EXERCISE REQUIREMENTS: Each line that includes "JSON" must be copied from the records.
+++
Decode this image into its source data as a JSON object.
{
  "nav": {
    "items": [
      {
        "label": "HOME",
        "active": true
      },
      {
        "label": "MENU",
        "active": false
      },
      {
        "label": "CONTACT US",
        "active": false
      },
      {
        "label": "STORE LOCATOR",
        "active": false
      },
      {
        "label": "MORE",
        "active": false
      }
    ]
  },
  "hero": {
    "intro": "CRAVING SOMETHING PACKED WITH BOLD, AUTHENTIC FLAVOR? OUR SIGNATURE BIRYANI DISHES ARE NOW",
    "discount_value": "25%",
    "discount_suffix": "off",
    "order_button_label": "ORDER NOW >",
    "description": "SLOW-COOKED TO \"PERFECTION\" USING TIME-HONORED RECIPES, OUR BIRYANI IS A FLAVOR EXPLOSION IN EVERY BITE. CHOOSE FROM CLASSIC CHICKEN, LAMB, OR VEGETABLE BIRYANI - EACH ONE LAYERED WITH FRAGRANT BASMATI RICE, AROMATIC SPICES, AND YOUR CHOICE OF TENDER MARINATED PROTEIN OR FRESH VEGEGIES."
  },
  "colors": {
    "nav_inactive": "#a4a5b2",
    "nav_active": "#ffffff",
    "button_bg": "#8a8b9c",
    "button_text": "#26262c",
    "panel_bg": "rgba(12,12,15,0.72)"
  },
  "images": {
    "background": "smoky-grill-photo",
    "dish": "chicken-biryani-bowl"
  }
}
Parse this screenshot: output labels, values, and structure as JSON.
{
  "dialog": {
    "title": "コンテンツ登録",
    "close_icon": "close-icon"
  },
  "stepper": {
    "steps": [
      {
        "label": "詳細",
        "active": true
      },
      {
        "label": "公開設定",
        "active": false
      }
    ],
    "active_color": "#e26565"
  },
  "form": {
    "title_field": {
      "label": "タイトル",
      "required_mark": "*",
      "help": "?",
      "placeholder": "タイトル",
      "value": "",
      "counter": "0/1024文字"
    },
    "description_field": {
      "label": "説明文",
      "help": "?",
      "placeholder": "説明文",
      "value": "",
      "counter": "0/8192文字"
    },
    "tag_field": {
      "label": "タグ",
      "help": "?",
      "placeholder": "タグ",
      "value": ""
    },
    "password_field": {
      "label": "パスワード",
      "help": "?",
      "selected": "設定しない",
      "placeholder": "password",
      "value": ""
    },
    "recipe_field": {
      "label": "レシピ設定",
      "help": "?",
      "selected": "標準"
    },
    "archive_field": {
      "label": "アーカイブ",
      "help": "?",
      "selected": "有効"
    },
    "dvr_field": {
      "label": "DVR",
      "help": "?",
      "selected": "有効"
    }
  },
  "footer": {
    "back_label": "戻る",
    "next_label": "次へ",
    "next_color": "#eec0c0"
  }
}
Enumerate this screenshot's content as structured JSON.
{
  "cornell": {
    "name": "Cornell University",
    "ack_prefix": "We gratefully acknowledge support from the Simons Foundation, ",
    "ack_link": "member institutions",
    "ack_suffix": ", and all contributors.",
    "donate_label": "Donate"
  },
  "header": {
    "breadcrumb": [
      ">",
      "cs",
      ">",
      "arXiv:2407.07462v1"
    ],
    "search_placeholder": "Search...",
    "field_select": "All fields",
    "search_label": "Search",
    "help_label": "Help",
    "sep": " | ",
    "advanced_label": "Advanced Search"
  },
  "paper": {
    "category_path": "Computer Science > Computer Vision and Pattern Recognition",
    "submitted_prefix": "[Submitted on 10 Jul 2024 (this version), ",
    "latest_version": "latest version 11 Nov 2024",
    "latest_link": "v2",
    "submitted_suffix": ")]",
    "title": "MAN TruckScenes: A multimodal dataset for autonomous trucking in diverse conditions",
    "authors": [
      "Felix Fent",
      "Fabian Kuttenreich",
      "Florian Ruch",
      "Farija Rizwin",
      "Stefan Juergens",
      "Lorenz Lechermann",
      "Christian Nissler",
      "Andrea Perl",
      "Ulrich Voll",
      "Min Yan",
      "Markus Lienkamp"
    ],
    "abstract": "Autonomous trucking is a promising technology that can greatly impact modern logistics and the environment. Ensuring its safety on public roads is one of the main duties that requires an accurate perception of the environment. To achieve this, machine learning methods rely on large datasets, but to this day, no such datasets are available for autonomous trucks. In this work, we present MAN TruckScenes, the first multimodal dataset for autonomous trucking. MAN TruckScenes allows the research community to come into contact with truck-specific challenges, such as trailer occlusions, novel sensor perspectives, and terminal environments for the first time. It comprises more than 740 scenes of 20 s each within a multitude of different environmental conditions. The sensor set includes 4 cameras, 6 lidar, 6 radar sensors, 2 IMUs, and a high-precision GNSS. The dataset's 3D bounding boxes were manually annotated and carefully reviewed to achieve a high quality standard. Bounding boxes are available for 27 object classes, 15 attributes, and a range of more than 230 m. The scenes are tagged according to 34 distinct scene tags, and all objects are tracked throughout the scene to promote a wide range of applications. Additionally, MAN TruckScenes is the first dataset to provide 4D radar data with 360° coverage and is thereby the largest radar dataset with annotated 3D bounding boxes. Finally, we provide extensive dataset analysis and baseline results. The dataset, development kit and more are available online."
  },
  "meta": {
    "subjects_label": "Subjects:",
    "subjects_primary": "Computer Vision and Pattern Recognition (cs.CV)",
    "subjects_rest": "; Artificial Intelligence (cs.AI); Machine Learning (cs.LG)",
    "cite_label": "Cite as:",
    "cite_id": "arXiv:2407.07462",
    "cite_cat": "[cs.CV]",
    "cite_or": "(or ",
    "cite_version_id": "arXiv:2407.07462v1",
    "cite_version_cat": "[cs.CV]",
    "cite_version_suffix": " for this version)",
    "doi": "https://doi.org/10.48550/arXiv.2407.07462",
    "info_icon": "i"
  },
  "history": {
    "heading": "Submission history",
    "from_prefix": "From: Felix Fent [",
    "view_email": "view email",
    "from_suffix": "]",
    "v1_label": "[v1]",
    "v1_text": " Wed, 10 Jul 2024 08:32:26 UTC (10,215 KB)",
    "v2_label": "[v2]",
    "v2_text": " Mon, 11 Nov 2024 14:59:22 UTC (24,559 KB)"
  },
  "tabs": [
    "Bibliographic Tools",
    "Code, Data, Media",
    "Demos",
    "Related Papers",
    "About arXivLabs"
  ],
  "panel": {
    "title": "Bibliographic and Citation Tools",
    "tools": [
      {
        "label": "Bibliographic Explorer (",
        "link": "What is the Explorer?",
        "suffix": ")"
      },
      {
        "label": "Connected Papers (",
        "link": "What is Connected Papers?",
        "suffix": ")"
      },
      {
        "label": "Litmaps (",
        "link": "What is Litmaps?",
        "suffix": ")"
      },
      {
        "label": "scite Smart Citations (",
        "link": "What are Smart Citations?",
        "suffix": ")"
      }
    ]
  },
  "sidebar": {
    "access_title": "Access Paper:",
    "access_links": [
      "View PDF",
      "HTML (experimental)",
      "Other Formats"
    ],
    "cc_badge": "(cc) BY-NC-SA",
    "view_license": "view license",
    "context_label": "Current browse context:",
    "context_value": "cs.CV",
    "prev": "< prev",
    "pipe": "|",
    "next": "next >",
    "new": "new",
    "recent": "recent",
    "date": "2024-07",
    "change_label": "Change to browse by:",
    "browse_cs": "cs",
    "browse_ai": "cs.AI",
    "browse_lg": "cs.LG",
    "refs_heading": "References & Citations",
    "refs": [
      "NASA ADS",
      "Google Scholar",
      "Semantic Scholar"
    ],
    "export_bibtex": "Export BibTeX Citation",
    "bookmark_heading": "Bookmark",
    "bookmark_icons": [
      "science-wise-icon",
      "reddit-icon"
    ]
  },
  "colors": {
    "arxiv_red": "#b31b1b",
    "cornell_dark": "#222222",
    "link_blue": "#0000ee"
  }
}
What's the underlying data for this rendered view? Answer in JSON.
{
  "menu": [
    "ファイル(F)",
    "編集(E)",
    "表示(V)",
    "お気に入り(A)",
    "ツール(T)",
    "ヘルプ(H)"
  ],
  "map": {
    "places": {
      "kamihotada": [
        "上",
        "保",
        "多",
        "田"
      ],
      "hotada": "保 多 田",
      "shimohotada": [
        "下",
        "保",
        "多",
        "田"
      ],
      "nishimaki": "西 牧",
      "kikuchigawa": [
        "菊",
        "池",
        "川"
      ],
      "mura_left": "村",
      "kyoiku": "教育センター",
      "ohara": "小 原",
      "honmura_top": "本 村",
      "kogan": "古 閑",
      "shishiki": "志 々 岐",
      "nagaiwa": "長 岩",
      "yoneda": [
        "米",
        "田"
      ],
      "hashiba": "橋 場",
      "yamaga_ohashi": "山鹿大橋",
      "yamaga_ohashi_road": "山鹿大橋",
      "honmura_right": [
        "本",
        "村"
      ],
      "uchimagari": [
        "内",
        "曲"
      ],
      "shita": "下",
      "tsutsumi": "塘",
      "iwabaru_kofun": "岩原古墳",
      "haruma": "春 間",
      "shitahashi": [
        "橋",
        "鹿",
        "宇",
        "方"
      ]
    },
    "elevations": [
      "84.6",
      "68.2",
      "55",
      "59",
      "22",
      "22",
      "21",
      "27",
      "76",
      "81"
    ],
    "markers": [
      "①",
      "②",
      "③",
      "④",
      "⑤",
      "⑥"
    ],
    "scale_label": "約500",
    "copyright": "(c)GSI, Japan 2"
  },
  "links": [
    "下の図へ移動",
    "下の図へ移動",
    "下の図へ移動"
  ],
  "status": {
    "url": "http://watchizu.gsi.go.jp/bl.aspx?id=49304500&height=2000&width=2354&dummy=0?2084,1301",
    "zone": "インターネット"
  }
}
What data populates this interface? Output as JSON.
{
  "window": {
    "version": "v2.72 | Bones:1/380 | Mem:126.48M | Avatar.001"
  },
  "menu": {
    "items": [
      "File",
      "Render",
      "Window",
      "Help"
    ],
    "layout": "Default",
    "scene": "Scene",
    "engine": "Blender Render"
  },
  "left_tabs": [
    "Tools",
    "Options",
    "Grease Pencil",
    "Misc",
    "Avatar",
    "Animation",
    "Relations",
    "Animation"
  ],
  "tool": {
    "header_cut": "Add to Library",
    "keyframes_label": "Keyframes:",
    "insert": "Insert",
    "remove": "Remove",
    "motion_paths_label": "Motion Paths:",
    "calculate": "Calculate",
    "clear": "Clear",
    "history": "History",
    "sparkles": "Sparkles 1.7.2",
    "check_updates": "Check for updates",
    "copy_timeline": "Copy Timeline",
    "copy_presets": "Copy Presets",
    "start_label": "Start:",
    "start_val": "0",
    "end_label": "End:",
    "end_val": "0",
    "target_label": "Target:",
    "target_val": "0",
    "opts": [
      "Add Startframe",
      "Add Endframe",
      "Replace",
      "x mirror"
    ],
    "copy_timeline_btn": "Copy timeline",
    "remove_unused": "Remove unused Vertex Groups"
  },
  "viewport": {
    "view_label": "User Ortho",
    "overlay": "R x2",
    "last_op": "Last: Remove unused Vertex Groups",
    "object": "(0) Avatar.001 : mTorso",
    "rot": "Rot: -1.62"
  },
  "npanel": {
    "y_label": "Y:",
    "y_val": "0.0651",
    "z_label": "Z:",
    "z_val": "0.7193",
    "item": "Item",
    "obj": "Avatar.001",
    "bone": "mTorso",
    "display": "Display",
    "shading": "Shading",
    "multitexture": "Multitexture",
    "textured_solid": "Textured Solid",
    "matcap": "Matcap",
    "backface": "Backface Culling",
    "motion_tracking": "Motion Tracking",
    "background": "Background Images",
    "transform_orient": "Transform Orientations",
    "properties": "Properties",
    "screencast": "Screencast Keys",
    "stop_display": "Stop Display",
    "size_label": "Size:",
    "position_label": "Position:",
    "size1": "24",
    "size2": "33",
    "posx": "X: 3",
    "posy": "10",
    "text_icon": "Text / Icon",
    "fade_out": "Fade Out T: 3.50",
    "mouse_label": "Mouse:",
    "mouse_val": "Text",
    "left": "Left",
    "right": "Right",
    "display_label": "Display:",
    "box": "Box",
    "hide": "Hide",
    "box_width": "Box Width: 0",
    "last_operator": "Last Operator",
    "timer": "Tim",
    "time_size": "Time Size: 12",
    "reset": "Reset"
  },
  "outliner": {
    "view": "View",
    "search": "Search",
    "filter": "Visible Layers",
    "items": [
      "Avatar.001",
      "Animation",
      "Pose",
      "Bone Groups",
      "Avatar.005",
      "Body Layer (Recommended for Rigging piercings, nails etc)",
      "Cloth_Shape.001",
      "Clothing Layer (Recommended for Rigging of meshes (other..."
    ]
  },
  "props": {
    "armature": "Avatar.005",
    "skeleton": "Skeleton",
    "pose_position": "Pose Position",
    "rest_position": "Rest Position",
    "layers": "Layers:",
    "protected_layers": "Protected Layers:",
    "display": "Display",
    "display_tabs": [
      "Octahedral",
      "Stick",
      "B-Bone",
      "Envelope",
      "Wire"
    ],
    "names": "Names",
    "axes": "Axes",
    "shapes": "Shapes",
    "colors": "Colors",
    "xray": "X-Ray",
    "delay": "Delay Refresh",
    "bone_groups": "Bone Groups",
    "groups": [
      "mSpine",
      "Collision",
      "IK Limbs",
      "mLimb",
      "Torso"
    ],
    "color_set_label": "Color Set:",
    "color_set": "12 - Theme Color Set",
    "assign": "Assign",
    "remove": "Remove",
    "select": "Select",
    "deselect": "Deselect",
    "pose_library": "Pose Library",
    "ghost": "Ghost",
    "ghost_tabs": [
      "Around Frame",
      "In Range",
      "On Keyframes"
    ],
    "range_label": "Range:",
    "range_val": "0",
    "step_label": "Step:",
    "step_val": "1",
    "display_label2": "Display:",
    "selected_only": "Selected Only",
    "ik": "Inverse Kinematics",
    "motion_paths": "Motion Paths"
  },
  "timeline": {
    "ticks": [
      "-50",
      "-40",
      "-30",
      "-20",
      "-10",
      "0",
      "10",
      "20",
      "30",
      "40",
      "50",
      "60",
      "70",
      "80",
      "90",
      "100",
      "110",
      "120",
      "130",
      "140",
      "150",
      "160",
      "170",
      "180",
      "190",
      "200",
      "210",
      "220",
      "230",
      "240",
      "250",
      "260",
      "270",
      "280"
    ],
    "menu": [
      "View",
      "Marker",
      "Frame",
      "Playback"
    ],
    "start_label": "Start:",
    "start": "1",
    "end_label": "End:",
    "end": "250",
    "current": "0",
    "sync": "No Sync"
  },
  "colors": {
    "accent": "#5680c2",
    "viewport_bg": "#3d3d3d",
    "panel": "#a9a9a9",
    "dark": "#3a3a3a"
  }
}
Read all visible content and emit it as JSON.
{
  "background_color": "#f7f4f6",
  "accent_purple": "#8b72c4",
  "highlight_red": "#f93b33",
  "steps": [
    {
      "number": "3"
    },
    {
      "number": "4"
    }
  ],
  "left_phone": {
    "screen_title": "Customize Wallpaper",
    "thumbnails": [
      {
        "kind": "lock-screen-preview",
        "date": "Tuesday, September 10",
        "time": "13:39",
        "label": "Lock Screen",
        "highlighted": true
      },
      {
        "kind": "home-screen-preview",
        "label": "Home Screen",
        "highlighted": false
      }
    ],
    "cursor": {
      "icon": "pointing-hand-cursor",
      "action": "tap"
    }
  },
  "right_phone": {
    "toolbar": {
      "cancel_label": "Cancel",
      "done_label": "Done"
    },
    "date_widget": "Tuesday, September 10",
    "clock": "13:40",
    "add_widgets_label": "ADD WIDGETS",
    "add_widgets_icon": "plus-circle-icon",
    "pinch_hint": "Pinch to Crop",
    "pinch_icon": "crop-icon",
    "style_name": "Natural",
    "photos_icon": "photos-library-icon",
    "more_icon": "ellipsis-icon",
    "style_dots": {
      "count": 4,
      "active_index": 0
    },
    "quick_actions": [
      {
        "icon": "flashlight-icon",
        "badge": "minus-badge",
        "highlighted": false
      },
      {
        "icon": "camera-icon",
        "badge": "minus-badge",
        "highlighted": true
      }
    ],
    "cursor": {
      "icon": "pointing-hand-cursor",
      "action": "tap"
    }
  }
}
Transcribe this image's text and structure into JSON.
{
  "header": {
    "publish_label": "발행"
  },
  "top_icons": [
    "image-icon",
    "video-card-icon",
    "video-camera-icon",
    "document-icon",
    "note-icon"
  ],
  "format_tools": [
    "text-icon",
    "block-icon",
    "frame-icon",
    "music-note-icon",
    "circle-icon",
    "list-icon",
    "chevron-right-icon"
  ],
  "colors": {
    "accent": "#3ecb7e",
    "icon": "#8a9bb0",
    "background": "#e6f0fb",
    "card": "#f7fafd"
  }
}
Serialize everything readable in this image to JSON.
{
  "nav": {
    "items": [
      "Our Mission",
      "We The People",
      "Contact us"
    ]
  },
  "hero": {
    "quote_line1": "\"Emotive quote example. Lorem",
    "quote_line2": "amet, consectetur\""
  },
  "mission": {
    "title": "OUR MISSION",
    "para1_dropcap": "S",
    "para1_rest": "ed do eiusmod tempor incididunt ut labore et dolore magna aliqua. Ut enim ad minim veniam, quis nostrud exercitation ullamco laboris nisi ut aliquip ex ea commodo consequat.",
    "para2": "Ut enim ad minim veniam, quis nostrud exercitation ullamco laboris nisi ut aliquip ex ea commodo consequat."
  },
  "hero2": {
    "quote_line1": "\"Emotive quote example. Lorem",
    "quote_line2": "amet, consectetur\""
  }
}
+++
TASK OUTPUT:
Decode this image into its source data as a JSON object.
Parse this screenshot: output labels, values, and structure as JSON.
Enumerate this screenshot's content as structured JSON.
What's the underlying data for this rendered view? Answer in JSON.
What data populates this interface? Output as JSON.
Read all visible content and emit it as JSON.
Transcribe this image's text and structure into JSON.
Serialize everything readable in this image to JSON.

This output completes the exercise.